> Exercise brief
Pull every line containing "Steel" from the entries.

> Stored data entries
= = =

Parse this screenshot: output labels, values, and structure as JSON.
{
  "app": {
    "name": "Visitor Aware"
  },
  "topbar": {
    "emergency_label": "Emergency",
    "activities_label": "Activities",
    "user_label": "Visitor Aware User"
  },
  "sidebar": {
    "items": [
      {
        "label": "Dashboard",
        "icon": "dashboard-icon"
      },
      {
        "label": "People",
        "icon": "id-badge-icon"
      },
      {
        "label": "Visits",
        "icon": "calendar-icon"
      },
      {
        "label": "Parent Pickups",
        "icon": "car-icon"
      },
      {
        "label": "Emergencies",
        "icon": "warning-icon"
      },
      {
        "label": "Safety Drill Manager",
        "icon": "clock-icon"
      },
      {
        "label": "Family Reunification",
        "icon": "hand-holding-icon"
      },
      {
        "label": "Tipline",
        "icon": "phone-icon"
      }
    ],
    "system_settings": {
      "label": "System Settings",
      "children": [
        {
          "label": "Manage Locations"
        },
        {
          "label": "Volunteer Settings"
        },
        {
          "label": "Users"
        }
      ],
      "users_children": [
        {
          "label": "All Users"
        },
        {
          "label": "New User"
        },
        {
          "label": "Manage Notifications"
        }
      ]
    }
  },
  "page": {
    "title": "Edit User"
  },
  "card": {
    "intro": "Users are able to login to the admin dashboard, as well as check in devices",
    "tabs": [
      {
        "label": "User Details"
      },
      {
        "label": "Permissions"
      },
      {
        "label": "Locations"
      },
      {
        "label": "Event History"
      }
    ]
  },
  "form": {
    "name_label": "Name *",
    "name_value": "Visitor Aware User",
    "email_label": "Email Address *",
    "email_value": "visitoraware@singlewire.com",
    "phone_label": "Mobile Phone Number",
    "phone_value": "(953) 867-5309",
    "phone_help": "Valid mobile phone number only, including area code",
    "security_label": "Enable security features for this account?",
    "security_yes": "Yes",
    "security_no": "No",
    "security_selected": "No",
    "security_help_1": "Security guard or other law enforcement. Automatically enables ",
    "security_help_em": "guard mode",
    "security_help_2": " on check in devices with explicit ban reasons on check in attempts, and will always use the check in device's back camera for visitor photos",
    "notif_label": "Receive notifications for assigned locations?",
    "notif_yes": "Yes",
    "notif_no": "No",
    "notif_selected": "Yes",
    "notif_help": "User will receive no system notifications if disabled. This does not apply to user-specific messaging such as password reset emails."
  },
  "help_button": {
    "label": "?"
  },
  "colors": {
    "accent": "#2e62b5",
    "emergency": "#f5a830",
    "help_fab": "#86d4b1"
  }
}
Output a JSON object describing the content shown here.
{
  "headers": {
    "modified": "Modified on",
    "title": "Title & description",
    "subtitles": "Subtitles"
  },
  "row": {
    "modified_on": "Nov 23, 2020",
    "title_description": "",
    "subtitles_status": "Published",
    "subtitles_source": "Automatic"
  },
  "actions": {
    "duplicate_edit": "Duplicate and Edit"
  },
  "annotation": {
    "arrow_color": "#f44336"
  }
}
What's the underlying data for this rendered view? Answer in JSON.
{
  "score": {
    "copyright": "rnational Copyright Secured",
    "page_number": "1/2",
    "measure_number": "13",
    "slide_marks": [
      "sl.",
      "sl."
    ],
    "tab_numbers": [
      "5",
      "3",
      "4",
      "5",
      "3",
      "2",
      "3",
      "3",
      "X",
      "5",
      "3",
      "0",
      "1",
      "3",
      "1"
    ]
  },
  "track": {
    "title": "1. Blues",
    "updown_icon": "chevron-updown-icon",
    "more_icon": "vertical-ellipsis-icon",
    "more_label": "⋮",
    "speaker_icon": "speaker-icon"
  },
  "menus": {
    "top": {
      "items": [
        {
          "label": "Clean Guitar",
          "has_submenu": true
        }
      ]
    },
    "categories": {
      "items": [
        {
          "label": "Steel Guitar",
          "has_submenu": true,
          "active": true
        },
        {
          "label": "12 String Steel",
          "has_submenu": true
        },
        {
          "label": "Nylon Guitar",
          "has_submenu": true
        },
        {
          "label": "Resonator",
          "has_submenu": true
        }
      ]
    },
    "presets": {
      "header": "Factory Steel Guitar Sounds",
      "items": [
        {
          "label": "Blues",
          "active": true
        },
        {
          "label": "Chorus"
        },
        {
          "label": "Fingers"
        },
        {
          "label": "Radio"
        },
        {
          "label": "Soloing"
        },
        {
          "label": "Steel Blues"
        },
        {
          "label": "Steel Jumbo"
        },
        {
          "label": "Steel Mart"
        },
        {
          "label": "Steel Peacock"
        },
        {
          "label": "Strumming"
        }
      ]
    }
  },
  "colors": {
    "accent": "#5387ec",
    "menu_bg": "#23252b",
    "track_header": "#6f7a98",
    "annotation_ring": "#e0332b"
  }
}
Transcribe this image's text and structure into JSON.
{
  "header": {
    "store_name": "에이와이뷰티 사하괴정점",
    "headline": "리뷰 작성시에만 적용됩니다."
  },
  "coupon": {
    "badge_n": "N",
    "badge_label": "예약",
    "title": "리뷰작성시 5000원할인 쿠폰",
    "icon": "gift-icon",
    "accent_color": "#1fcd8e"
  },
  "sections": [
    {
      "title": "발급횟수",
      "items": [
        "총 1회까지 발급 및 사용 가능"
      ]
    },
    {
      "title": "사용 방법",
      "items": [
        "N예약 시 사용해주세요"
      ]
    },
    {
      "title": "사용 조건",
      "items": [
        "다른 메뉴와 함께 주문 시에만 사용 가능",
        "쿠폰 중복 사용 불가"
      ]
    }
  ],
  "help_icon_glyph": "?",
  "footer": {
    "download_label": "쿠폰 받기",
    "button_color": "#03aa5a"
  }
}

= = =

> Reply to the exercise
          "label": "Steel Guitar",
          "label": "12 String Steel",
      "header": "Factory Steel Guitar Sounds",
          "label": "Steel Blues"
          "label": "Steel Jumbo"
          "label": "Steel Mart"
          "label": "Steel Peacock"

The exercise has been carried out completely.